Eyenimi Ndiomu studied the MSc Public Health in Developing Countries in 2015/16. He has been shortlisted for the prestigious International Student Innovation Award, which celebrates London’s most talented and innovative international students. In this blog, Eyenimi writes about Ubenwa, a cry-based diagnostic app for birth asphyxia.
I am a medical doctor from Nigeria and have practised clinical medicine in Nigeria for about 5 years post-graduation. I have also been involved in strengthening primary health care in rural communities. I studied the MSc Public Health in Developing Countries at the London School of Hygiene & Tropical Medicine.
London and Partners’ new International Student Innovation Award and showcase identifies and rewards remarkable ideas and contributions to medicine & science; technology; fashion; and art & design. The award publicly acknowledges talents from international students that graduate from London Universities each year. The award also shows how London Universities support their entrepreneurial students to develop their ideas which have social and/or commercial potential.
Our innovation – Ubenwa – addresses the need for a means of early diagnosis of birth asphyxia. Birth asphyxia causes the death of over 1 million newborns annually, making it one of the top 3 causes of neonatal mortality in the world. Early detection, which greatly increases survival rate, is simply not possible in many developing country settings due to shortage of skilled personnel, the high cost of medical equipment, and other logistics (such as non-existent power supply).
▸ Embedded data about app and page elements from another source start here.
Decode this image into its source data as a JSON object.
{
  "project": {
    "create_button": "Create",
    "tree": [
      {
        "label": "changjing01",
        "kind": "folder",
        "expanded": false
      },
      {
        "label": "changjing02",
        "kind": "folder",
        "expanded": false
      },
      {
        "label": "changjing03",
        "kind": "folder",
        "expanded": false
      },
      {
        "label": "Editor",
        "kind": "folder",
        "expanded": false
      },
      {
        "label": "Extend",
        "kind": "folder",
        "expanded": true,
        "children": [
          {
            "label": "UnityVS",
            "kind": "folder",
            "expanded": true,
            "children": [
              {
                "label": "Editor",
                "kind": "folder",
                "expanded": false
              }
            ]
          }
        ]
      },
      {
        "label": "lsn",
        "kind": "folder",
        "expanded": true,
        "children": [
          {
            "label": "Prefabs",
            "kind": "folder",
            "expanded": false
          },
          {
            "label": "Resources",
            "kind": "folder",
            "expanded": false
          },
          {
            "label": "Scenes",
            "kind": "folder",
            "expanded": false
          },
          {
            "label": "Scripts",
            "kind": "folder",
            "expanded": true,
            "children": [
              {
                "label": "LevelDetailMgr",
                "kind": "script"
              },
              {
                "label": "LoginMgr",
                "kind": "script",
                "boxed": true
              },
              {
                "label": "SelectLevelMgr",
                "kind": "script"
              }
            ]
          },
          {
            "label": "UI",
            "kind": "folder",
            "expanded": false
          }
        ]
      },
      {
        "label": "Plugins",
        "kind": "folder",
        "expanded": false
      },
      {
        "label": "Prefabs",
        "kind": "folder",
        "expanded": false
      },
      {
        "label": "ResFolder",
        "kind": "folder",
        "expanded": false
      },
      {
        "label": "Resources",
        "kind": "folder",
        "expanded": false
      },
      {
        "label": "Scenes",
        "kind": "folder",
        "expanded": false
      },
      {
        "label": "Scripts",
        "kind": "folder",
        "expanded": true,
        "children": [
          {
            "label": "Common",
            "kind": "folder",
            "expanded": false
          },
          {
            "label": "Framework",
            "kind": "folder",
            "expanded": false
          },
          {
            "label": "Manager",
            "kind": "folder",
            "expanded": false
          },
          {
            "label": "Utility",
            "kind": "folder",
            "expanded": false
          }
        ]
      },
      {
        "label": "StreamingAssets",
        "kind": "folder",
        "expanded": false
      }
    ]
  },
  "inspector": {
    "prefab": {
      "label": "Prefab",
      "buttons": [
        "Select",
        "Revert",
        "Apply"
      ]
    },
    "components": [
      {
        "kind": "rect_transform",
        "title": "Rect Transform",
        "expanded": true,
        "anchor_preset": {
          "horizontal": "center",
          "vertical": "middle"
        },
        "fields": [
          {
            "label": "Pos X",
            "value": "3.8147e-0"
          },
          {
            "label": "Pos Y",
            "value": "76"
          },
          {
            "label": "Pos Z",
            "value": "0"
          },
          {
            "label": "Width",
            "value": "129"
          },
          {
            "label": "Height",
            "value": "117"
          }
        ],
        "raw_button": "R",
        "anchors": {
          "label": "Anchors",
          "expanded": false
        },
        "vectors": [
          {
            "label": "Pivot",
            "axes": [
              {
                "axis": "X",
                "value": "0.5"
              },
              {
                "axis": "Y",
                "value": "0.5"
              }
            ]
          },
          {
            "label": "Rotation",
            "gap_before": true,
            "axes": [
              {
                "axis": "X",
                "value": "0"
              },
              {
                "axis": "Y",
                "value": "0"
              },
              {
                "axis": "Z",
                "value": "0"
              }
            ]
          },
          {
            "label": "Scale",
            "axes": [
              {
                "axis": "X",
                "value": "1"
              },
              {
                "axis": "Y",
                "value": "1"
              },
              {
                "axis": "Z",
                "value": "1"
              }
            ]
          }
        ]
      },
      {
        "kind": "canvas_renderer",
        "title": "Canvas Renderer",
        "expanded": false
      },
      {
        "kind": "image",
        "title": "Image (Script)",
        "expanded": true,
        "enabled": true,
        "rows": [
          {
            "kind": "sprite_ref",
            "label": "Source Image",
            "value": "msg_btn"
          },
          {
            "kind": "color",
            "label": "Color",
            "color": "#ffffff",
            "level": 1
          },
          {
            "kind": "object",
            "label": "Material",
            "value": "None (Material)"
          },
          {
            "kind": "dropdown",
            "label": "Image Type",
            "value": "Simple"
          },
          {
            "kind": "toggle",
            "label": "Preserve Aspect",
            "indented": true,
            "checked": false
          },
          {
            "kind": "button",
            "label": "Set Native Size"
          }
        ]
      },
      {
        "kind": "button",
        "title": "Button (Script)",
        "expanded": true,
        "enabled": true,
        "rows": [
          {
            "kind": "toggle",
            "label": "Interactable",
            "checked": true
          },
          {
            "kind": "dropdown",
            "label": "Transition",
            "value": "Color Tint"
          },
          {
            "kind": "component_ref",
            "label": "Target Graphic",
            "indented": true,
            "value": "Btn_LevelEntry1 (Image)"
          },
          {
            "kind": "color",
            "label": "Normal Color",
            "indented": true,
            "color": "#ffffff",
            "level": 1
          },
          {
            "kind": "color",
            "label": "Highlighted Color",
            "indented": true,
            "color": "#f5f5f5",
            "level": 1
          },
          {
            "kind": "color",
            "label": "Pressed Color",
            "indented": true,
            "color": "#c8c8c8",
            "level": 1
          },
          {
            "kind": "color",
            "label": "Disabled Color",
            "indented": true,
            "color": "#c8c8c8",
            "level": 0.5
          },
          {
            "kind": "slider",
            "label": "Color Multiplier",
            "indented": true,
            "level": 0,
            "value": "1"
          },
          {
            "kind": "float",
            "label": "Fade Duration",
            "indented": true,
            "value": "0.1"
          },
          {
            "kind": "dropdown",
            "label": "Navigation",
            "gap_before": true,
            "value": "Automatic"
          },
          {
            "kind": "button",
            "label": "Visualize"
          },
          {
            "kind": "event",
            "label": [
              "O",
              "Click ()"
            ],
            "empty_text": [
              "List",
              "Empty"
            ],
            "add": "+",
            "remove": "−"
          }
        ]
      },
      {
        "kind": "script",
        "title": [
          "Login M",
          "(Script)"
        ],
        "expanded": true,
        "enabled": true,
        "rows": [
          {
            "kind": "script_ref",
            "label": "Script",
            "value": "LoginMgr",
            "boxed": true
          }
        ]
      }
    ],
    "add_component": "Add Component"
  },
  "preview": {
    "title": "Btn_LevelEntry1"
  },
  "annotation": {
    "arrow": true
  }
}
Ubenwa is a cry-based diagnostic mobile app for birth asphyxia. It harnesses the audio processing and computational capabilities of today’s mobile devices to analyse newborns’ cries and provide an accurate prediction of whether or not there is a risk of asphyxia. Using Ubenwa, health care workers and parents can quickly detect asphyxia in their babies, and promptly refer them for potentially life-saving treatment.
At the core of Ubenwa, is a machine learning-based algorithm that receives as input a baby’s cry signal, correlates it with known samples of normal and asphyxiating newborns, and outputs a classification for the current baby. The algorithm is integrated into a mobile application. It has been tested on pre-recorded cries of both normal and asphyxiating babies to give a sensitivity of over 95% and specificity of 88%.
Our next step is to conduct controlled clinical testing of Ubenwa on live babies over a period of time. On one hand, our goal is to evaluate the performance of Ubenwa in a real clinical setting and to feedback learned lessons into our design and deployment strategy. A second goal is to generate necessary data to begin to seek regulatory approval for distribution. Thus, before the competition began, my team and I already designed the entire protocol for the clinical testing and applied for ethical approval. The approval has now been issued by the ethics committee. If we receive funds from this competition, it will go into executing this clinical testing.
Personally, I intend to continue practising clinical medicine, carrying out research and learning. My hope is to keep drawing from my experiences to form collaborations that could help address some of the biggest health challenges facing the world today.